> **INSTRUCTIONS FOR THE TASK**
In how many lines of the data below does the word "value" appear? Reply with the number and nothing more.

[Opening DATASET CONTENT section]

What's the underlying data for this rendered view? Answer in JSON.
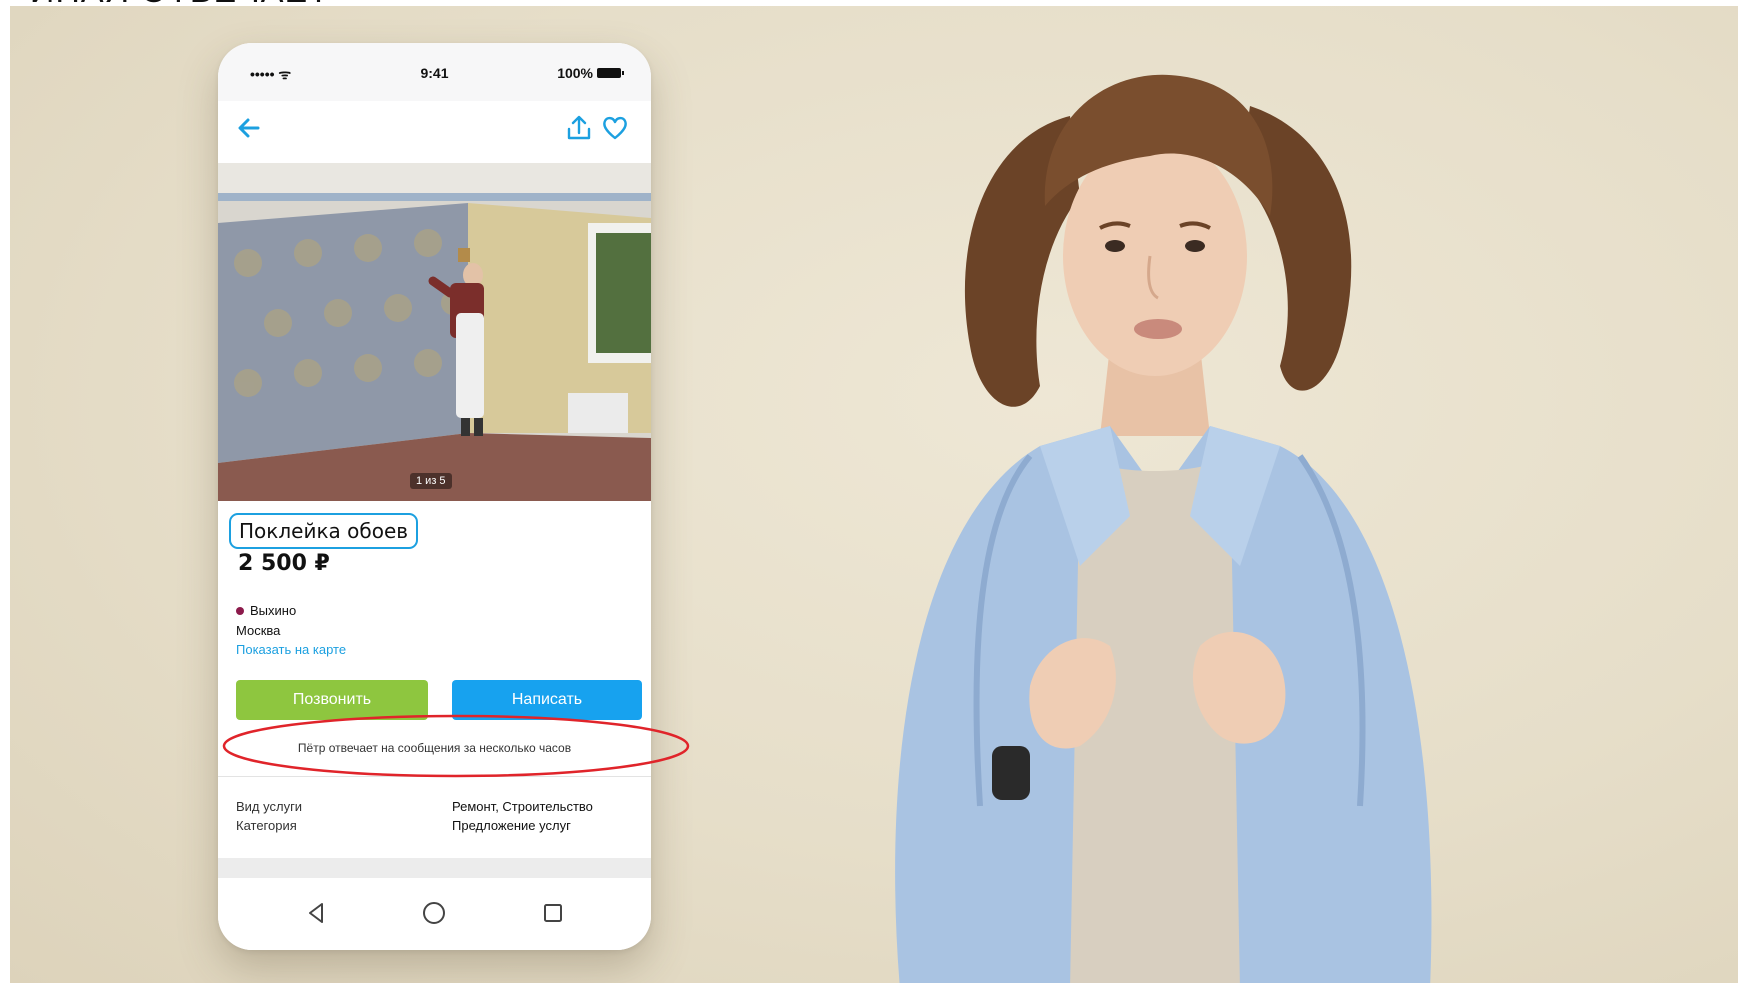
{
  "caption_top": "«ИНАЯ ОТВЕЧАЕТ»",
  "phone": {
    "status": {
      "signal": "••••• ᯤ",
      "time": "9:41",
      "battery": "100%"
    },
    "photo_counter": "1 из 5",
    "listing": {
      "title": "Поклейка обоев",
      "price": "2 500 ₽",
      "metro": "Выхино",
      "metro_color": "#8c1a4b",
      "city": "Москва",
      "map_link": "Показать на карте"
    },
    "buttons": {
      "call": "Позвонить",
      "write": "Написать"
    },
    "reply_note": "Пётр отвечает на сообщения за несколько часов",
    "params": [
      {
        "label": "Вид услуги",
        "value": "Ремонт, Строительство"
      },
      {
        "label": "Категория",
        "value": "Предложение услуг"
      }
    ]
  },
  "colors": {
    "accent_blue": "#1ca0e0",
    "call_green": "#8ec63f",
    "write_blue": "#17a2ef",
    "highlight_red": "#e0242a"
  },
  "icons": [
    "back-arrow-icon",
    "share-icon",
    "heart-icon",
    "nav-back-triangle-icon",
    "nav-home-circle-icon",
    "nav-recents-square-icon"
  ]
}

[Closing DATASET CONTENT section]
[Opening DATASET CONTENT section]

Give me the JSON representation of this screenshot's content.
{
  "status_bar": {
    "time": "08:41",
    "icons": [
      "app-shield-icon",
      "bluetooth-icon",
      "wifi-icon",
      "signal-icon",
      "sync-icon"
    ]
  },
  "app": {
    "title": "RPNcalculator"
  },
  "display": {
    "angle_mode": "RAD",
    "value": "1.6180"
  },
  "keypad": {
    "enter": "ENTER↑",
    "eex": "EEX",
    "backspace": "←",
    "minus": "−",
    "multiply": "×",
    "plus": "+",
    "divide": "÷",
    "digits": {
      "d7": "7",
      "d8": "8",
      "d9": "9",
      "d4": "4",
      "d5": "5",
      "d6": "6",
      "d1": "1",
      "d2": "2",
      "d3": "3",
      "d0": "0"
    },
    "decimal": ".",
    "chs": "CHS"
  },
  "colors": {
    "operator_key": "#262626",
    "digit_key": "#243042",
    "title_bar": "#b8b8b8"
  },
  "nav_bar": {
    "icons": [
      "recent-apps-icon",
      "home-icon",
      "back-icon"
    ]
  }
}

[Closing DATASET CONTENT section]

> **RESULT OF THIS TASK**
3